The Fine Arts Festival of Waupaca will celebrate its 50th anniversary with a celebration party from 5-8 p.m. Saturday, June 29, at the Waupaca Country Club.
The evening will include hors d’oeuvres and a three-piece jazz ensemble.
“People can stop in and reminisce. It is not a fundraiser. We are just looking to celebrate our existence,” Wolfgram said. “We want to host the people who have supported us or have been a part of it.”
The board is currently compiling a mailing list. Those who want to be included on the mailing list may contact the Waupaca Fine Arts Festival through its website at http://fineartsfestival.org/ or at P.O. Box 55, Waupaca, WI 54981.
The organization is also in the process of putting together a 50th anniversary commemorative book.
The 50th anniversary leaves Selma thinking about the many people who have helped make the festival possible.
She misses talking to Jerry and remembers the hours he spent in the music room in their home preparing for the annual concert.
“It was a good life,” she said. “We got to know the community a little better.”
Wolfgram pays homage to Knoepfel, who he said “came here with a vision and a dream.”
In addition, Wolfgram appreciates and recognizes all who contributed to the arts these past 50 years.
“It’s an honor to be associated with an arts organization which has such a rich history,” he said.
The arts enrich lives.
“They allow us to express, emote and create and give us an avenue to do what no other creature on earth can do – to create art. I think there is an innate desire for humans to create art. Without that avenue to do so, we become stilted as a society and a community.”
He and the members of the choir enjoy their fellowship.
“The fact that these people are willing to put their time as a contribution, as well as their talent, shows their desire and their need to be with like-minded people,” Wolfgram said.
The arts result in new ideas, new friendships, new creative outlets.

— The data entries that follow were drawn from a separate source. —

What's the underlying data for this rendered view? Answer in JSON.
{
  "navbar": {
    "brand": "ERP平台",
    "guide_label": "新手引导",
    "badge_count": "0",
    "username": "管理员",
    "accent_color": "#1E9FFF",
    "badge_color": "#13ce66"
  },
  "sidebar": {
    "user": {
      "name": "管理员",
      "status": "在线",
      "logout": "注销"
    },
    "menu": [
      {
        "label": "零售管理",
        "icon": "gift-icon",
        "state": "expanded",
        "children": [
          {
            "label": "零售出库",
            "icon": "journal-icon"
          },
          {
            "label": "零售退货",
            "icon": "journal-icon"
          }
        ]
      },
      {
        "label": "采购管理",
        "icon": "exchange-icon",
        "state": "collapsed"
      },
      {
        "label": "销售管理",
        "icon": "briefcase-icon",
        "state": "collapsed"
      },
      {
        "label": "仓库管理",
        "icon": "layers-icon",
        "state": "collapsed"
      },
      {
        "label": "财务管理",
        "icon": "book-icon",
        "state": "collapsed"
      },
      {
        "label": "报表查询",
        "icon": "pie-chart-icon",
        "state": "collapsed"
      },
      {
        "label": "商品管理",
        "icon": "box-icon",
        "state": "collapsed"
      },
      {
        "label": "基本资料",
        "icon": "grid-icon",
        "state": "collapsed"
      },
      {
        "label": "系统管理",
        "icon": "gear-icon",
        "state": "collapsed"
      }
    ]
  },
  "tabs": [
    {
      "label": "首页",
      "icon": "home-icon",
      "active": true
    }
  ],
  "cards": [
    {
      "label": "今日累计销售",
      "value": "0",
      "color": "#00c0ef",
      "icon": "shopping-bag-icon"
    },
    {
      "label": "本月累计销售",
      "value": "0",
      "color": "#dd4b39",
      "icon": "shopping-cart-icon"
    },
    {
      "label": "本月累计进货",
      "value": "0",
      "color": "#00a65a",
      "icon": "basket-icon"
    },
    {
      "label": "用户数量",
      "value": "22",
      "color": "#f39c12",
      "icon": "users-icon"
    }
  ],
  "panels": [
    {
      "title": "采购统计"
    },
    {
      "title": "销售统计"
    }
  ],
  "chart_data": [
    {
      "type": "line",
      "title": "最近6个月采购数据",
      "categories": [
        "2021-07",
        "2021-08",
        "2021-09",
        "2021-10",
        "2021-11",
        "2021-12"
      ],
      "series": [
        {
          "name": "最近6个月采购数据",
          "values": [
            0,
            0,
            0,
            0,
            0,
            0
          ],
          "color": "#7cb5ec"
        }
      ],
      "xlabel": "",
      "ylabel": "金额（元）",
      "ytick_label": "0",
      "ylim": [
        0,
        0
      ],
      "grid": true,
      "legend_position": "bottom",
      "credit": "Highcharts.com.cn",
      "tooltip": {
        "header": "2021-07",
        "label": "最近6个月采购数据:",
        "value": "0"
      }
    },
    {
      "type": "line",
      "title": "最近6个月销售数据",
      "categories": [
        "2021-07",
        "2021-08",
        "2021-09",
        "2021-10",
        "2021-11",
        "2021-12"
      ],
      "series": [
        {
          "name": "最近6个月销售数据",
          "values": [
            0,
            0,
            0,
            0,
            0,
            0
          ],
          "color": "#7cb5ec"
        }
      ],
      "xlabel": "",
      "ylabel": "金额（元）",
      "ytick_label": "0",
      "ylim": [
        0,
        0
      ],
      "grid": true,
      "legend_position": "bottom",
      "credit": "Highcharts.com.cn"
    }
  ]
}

“It gives us a chance to play together as a community. We, as adults, don’t play together enough. Somewhere down the line, society told us we had to grow up. We forgot how to do that – to draw, to sing, to dance, all those things that celebrate the human spirit,” he said.